▶ _MATERIAL SUPPLIED_:
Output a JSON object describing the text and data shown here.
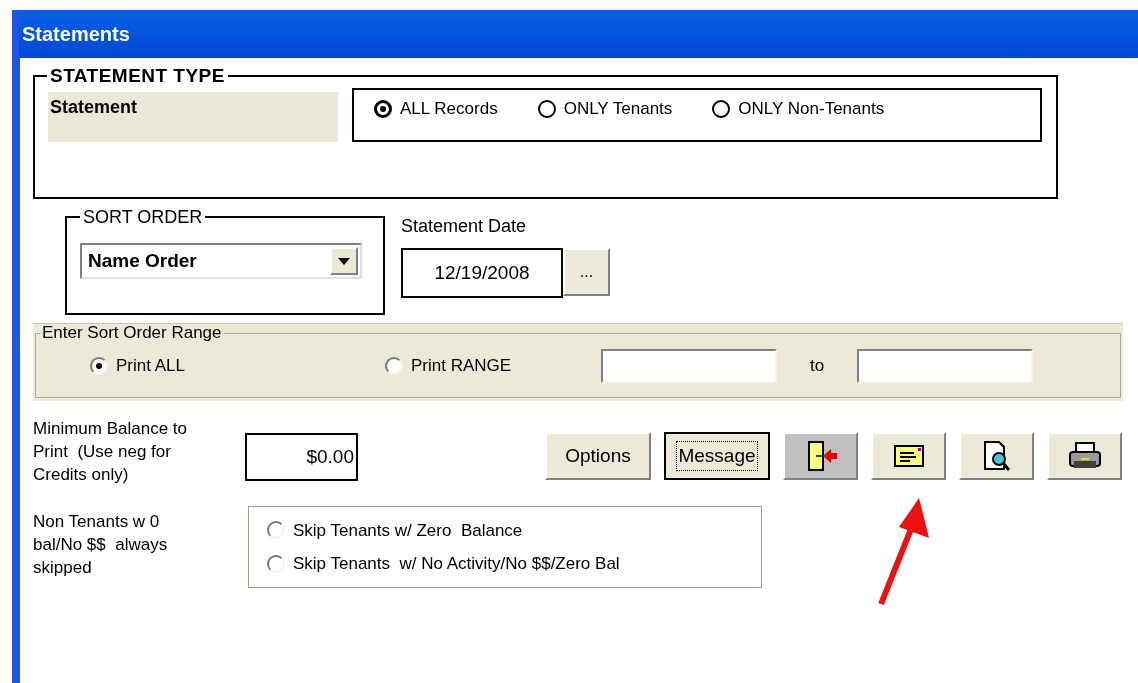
{
  "window": {
    "title": "Statements"
  },
  "statement_type": {
    "legend": "STATEMENT TYPE",
    "label": "Statement",
    "options": [
      {
        "label": "ALL Records",
        "selected": true
      },
      {
        "label": "ONLY Tenants",
        "selected": false
      },
      {
        "label": "ONLY Non-Tenants",
        "selected": false
      }
    ]
  },
  "sort_order": {
    "legend": "SORT ORDER",
    "value": "Name Order"
  },
  "statement_date": {
    "label": "Statement Date",
    "value": "12/19/2008",
    "picker_button": "..."
  },
  "sort_range": {
    "legend": "Enter Sort Order Range",
    "options": [
      {
        "label": "Print ALL",
        "selected": true
      },
      {
        "label": "Print RANGE",
        "selected": false
      }
    ],
    "separator": "to"
  },
  "minimum_balance": {
    "label": "Minimum Balance to Print  (Use neg for Credits only)",
    "value": "$0.00"
  },
  "buttons": [
    {
      "kind": "text",
      "label": "Options",
      "focused": false,
      "active": false
    },
    {
      "kind": "text",
      "label": "Message",
      "focused": true,
      "active": false
    },
    {
      "kind": "icon",
      "focused": false,
      "active": true
    },
    {
      "kind": "icon",
      "focused": false,
      "active": false
    },
    {
      "kind": "icon",
      "focused": false,
      "active": false
    },
    {
      "kind": "icon",
      "focused": false,
      "active": false
    }
  ],
  "skip_note": "Non Tenants w 0 bal/No $$  always skipped",
  "skip_options": [
    {
      "label": "Skip Tenants w/ Zero  Balance",
      "selected": false
    },
    {
      "label": "Skip Tenants  w/ No Activity/No $$/Zero Bal",
      "selected": false
    }
  ]
}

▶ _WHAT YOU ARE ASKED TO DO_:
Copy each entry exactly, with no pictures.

▶ _ANSWER BELOW_:
Output a JSON object describing the text and data shown here.
{
  "window": {
    "title": "Statements"
  },
  "statement_type": {
    "legend": "STATEMENT TYPE",
    "label": "Statement",
    "options": [
      {
        "label": "ALL Records",
        "selected": true
      },
      {
        "label": "ONLY Tenants",
        "selected": false
      },
      {
        "label": "ONLY Non-Tenants",
        "selected": false
      }
    ]
  },
  "sort_order": {
    "legend": "SORT ORDER",
    "value": "Name Order"
  },
  "statement_date": {
    "label": "Statement Date",
    "value": "12/19/2008",
    "picker_button": "..."
  },
  "sort_range": {
    "legend": "Enter Sort Order Range",
    "options": [
      {
        "label": "Print ALL",
        "selected": true
      },
      {
        "label": "Print RANGE",
        "selected": false
      }
    ],
    "separator": "to"
  },
  "minimum_balance": {
    "label": "Minimum Balance to Print  (Use neg for Credits only)",
    "value": "$0.00"
  },
  "buttons": [
    {
      "kind": "text",
      "label": "Options",
      "focused": false,
      "active": false
    },
    {
      "kind": "text",
      "label": "Message",
      "focused": true,
      "active": false
    },
    {
      "kind": "icon",
      "focused": false,
      "active": true
    },
    {
      "kind": "icon",
      "focused": false,
      "active": false
    },
    {
      "kind": "icon",
      "focused": false,
      "active": false
    },
    {
      "kind": "icon",
      "focused": false,
      "active": false
    }
  ],
  "skip_note": "Non Tenants w 0 bal/No $$  always skipped",
  "skip_options": [
    {
      "label": "Skip Tenants w/ Zero  Balance",
      "selected": false
    },
    {
      "label": "Skip Tenants  w/ No Activity/No $$/Zero Bal",
      "selected": false
    }
  ]
}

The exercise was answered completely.